Taking an excerpt from an article written by Larry V. LeDoux for “Hawai’i” magazine.
“In the same way, mele (song) is both poetry and prayer – and often educational primer. In mele, language is essential. An old Hawaiian proverb states that, “In the word there is life. In the word there is death.” Words lend themselves to healing. Words lend themselves to destruction. This recognition of the power of language was and is vital to the Hawaiian artist, be he poet, priest or composer.

The mele had a significance to the Hawaiians which we – as members of a print-oriented culture – can never fully appreciate. In a culture with only an oral tradition, the olelo, or spoken word, holds a central place not only in communication but also in the transmission of culture.
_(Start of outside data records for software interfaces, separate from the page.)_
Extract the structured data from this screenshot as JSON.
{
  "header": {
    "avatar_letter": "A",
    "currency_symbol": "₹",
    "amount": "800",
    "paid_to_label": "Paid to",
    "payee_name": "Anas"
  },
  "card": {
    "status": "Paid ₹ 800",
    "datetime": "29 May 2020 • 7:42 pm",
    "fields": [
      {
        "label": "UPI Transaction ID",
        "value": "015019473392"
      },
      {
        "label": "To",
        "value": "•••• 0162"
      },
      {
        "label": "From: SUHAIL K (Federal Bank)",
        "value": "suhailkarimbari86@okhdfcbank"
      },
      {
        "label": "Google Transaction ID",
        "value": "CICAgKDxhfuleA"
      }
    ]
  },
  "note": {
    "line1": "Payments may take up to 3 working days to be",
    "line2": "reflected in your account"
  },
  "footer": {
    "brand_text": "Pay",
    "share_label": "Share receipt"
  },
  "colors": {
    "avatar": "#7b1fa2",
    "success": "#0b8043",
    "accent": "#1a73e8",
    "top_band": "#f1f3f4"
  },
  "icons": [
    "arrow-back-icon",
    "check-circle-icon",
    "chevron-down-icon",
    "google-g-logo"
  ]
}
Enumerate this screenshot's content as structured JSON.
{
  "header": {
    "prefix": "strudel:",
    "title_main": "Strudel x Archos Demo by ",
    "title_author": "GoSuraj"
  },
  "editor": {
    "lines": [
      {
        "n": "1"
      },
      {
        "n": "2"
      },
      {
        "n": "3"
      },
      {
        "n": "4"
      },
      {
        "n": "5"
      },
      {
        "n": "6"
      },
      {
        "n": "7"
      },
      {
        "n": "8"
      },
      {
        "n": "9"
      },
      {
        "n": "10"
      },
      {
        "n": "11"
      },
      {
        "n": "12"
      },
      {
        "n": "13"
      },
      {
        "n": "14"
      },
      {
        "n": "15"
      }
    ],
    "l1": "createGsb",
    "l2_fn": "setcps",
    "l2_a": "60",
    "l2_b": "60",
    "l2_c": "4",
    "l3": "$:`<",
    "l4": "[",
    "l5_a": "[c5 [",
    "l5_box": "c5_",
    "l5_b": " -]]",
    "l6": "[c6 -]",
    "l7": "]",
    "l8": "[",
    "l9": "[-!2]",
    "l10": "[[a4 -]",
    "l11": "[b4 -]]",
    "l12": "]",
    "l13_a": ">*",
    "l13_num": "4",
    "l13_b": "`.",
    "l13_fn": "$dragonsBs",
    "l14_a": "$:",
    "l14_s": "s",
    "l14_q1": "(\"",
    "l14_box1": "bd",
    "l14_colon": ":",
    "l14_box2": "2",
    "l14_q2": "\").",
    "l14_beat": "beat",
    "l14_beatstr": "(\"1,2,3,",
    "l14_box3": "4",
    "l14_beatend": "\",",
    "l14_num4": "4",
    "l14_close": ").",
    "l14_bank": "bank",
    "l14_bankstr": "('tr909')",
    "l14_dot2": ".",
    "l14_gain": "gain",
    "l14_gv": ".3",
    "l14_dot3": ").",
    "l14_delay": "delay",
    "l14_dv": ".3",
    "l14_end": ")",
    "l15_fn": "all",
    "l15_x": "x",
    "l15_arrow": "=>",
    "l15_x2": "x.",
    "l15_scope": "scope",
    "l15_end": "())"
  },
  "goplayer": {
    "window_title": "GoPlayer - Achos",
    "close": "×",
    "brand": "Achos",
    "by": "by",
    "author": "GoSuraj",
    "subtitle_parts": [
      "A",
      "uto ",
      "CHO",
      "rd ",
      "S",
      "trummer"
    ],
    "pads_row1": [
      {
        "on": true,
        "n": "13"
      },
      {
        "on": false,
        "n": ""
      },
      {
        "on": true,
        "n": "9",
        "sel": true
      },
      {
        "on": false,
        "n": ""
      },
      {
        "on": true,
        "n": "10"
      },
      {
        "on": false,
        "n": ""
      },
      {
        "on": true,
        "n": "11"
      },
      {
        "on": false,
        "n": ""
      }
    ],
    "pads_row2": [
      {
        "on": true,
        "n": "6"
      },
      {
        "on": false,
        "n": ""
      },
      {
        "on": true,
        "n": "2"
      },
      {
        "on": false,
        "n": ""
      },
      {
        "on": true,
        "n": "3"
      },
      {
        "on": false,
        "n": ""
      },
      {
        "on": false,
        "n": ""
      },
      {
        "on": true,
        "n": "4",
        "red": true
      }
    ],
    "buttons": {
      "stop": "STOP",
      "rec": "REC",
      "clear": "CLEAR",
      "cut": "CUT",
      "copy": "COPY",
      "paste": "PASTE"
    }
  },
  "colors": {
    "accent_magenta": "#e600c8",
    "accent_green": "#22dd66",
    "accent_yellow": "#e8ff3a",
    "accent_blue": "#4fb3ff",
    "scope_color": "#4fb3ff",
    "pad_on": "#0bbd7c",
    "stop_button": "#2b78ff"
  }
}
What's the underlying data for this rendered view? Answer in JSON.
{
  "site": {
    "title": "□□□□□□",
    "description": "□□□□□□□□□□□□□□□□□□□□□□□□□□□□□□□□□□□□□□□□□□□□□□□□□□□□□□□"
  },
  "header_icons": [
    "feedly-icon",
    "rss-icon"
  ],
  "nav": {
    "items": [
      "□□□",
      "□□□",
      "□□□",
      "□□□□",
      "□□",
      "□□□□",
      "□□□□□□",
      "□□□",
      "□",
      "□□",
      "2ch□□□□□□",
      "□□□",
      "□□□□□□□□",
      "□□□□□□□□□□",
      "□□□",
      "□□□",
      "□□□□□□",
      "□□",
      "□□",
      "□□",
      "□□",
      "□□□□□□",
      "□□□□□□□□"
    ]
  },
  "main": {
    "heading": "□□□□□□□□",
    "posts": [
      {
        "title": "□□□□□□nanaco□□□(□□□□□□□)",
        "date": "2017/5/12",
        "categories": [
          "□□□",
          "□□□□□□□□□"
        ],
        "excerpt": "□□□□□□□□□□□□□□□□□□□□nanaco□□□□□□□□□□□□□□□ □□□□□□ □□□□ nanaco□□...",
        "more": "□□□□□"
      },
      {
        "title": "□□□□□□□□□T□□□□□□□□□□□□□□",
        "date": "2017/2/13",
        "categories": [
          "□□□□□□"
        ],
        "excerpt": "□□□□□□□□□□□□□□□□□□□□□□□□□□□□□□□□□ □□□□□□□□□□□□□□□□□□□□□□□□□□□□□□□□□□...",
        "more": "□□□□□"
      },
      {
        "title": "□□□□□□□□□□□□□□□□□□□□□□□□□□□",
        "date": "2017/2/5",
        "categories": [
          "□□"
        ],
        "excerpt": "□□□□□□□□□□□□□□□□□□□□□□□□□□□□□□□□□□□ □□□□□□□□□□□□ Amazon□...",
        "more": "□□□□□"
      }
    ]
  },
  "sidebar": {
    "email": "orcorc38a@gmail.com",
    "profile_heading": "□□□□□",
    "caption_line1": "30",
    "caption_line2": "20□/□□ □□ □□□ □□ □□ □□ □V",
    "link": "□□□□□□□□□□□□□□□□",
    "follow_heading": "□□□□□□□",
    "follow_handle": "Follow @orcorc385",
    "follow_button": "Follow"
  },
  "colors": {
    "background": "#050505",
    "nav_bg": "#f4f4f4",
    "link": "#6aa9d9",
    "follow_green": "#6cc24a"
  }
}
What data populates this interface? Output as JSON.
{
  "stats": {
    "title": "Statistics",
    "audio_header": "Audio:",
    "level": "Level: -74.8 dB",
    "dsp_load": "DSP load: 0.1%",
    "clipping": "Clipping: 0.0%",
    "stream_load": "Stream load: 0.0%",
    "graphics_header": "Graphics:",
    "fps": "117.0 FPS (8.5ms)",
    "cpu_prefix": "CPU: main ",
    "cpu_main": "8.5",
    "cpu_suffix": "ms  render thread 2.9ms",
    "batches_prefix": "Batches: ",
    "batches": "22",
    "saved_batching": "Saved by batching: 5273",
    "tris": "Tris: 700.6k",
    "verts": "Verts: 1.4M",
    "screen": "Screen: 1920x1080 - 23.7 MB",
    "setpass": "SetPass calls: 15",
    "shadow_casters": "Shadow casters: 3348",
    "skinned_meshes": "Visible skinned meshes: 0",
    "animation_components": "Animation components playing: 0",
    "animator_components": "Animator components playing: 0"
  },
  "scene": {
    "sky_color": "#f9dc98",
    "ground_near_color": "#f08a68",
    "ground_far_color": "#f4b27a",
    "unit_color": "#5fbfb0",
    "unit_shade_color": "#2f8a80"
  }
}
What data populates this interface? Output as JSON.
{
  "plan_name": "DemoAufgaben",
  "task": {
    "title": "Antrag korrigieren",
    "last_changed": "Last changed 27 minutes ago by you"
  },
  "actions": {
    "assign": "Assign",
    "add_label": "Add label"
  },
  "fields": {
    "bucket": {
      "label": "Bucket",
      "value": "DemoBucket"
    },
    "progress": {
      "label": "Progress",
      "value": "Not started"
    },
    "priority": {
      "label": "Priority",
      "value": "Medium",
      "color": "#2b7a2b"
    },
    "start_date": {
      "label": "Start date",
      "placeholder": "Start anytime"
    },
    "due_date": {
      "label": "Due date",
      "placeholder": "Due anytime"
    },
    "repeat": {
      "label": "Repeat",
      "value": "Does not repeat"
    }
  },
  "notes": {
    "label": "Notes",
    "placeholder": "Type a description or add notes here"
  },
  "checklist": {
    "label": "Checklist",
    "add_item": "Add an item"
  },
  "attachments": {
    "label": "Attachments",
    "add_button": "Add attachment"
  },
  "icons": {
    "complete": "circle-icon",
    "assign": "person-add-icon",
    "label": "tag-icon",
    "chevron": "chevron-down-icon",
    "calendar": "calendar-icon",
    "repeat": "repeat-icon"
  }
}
It was through chants that Hawaiians learned how to behave, how to plant, grow or harvest, fish or fight, build canoes or beat tapa, revere their elders, leaders and gods. Only through the chant could they learn how to mourn death, celebrate life, survive – and teach their youth as they had learned.”

What Mr. LeDoux does not mention here is a very important fact. It was also through chants that the genealogies of Hawaiian Ohana (family) were maintained. Each family had a primary person who was entrusted with the family genealogy, which was passed from one generation to another. Due to the fact that this was a culture with only an oral tradition, the importance of choosing the right person for this responsibility was paramount.

“Make A Joyful Noise”
Overall diptych: 31x24
Oil on stretched canvas

With this painting I am trying to bring the above explanation to the viewer. The olelo (spoken word) or mele (song) of the chanters, along with the movements and motions of the dancers, raise praises to the Almighty…always to His glory.

I’ve learned a lot doing this diptych. Firstly and most important is to make sure you have both sides ready for paint, (e.g. both sketched in) and that you have enough paint mixed, and making sure your values are correspondingly the same. As you can see in the above, I will have to make some adjustments. The story behind this painting is in the first post here.

Thanks for looking and your comments are most appreciated.